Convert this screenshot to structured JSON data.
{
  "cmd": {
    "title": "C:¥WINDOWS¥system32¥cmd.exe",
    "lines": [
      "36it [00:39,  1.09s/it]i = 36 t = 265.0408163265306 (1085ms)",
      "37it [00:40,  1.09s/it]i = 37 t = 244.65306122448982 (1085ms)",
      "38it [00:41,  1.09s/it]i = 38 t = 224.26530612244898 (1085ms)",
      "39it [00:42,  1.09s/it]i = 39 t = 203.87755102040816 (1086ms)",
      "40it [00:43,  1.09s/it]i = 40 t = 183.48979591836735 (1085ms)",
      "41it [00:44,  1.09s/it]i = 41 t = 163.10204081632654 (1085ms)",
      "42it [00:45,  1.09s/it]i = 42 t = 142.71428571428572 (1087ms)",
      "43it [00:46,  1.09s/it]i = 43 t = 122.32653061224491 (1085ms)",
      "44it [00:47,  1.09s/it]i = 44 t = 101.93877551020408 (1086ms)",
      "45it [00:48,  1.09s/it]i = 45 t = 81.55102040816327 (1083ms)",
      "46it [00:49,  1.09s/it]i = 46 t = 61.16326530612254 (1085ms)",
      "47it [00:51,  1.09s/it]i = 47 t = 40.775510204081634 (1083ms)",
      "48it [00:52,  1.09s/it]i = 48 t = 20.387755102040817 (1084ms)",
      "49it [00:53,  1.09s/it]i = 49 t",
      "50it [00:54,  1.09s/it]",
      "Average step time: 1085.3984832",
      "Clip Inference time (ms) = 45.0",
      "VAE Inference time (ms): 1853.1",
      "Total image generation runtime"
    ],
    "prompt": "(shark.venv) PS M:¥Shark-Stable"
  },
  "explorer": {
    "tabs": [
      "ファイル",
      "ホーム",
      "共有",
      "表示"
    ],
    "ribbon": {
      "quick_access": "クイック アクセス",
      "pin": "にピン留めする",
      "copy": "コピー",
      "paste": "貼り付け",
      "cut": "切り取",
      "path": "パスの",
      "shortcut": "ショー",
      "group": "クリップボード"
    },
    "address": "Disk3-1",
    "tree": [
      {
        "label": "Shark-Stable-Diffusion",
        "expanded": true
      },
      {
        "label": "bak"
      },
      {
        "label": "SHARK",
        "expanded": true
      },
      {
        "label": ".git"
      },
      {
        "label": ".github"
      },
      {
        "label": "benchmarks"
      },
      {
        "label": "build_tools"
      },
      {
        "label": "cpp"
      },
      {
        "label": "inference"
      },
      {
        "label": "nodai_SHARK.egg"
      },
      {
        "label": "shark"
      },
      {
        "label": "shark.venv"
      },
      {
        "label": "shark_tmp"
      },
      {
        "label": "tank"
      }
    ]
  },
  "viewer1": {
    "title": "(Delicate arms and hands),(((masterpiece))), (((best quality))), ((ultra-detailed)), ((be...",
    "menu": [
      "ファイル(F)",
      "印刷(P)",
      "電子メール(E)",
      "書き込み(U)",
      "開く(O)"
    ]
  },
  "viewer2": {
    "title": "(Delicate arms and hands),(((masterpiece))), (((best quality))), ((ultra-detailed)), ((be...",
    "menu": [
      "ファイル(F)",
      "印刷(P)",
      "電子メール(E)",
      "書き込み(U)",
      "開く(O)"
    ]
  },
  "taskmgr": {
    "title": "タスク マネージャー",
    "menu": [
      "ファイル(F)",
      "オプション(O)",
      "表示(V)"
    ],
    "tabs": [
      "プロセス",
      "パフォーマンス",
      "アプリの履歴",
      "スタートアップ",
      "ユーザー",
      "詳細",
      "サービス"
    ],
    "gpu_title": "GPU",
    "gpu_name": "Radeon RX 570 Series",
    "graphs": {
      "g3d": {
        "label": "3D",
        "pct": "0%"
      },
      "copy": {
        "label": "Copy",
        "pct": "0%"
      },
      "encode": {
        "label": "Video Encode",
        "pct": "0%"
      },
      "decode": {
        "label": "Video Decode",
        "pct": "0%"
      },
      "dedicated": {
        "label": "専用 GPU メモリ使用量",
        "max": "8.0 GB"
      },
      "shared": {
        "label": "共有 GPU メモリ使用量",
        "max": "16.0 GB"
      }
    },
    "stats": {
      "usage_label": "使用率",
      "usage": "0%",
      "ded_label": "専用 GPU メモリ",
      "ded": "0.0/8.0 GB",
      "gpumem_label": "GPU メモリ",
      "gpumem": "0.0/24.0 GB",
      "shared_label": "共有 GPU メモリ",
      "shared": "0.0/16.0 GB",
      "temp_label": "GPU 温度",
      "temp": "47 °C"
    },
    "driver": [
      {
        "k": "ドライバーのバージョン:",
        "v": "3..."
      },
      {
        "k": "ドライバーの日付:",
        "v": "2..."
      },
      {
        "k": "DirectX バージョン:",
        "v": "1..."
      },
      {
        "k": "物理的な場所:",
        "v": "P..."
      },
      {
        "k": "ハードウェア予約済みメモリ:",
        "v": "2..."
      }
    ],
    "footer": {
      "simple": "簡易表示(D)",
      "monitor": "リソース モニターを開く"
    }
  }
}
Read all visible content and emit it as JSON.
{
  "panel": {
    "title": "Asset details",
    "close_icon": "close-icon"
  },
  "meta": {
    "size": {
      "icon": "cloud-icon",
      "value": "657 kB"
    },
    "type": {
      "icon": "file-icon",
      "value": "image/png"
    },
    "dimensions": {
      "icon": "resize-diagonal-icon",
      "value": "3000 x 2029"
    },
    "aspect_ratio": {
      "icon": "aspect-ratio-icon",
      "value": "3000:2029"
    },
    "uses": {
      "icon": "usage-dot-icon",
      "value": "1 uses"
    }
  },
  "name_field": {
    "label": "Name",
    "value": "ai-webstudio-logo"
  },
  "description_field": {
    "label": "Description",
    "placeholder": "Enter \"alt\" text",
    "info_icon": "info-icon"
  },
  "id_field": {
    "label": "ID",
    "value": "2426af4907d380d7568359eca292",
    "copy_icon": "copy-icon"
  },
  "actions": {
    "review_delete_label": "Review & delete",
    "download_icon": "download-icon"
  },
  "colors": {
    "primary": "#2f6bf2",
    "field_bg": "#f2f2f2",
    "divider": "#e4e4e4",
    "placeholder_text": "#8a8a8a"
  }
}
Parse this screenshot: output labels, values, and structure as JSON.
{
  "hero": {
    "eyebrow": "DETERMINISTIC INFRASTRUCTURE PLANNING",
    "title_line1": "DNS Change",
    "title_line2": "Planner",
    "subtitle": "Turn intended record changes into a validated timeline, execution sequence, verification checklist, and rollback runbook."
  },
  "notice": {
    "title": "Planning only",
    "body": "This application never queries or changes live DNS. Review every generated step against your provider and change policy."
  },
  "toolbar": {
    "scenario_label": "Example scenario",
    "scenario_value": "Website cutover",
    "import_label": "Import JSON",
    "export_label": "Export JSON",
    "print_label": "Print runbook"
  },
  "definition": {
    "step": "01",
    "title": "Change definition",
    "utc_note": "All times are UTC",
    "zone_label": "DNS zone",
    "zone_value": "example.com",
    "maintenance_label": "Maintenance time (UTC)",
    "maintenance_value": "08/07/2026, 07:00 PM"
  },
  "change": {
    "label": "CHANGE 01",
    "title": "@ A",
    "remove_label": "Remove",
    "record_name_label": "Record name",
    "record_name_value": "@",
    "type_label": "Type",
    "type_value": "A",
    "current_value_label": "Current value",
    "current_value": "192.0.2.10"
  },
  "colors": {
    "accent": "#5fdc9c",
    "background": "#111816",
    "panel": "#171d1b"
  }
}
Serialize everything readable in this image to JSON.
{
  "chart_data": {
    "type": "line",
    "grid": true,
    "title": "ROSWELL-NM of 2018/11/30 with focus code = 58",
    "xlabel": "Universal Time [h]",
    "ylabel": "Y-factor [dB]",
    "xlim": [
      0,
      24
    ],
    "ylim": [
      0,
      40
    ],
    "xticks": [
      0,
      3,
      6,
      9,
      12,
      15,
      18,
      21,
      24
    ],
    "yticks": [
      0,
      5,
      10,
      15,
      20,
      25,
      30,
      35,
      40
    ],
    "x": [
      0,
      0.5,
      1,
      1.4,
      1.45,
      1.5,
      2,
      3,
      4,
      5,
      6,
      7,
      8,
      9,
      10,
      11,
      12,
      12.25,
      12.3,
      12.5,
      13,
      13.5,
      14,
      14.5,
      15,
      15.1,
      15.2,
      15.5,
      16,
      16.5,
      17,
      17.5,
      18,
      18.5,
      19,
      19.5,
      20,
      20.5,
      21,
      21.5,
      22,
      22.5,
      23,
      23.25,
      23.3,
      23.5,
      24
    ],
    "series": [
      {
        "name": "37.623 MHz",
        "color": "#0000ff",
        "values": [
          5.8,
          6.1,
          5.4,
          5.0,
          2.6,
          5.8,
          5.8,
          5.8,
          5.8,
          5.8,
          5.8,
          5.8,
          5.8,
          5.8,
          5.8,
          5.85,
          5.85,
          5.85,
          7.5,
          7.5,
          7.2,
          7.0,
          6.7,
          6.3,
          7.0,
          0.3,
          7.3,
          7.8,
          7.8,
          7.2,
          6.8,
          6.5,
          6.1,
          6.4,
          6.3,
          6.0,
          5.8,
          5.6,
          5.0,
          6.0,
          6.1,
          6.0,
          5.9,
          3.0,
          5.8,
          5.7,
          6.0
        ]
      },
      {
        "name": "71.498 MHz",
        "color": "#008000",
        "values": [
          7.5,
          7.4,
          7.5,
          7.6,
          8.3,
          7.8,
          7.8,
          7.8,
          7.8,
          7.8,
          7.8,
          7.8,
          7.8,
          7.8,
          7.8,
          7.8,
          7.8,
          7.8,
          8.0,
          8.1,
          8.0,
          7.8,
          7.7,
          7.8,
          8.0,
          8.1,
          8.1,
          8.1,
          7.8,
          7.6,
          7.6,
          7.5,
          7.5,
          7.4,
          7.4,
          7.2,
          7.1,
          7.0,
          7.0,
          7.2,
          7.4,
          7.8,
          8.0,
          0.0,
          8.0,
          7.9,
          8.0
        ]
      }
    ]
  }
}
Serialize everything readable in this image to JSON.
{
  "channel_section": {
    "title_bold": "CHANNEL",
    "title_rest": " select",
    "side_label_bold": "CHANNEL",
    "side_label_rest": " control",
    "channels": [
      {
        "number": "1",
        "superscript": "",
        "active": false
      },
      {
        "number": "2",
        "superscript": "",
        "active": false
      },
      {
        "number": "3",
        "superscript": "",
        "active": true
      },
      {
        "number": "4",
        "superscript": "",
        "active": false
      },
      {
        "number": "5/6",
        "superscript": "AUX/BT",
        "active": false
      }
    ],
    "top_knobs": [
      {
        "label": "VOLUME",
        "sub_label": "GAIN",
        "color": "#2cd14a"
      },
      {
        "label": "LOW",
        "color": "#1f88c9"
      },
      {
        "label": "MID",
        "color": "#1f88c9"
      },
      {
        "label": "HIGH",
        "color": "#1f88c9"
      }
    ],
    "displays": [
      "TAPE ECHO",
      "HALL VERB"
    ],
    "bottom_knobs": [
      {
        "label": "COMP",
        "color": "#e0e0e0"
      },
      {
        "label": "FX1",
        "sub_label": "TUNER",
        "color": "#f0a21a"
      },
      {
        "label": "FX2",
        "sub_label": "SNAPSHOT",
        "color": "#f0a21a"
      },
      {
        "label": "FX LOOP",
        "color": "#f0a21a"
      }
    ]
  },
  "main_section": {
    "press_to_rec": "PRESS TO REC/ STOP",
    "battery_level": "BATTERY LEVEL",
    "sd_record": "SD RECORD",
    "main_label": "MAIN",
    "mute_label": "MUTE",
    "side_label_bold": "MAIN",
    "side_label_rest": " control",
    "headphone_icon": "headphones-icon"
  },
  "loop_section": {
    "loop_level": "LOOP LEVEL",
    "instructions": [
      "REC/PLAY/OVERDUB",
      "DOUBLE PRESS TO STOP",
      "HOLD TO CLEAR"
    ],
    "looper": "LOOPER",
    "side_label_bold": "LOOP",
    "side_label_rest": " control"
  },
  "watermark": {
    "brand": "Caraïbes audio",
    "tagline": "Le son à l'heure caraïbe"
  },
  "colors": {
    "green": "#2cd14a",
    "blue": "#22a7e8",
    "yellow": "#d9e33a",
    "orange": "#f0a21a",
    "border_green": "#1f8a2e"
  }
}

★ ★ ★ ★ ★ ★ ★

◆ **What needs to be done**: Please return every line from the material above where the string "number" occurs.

◆ **Answer section**:
        "number": "1",
        "number": "2",
        "number": "3",
        "number": "4",
        "number": "5/6",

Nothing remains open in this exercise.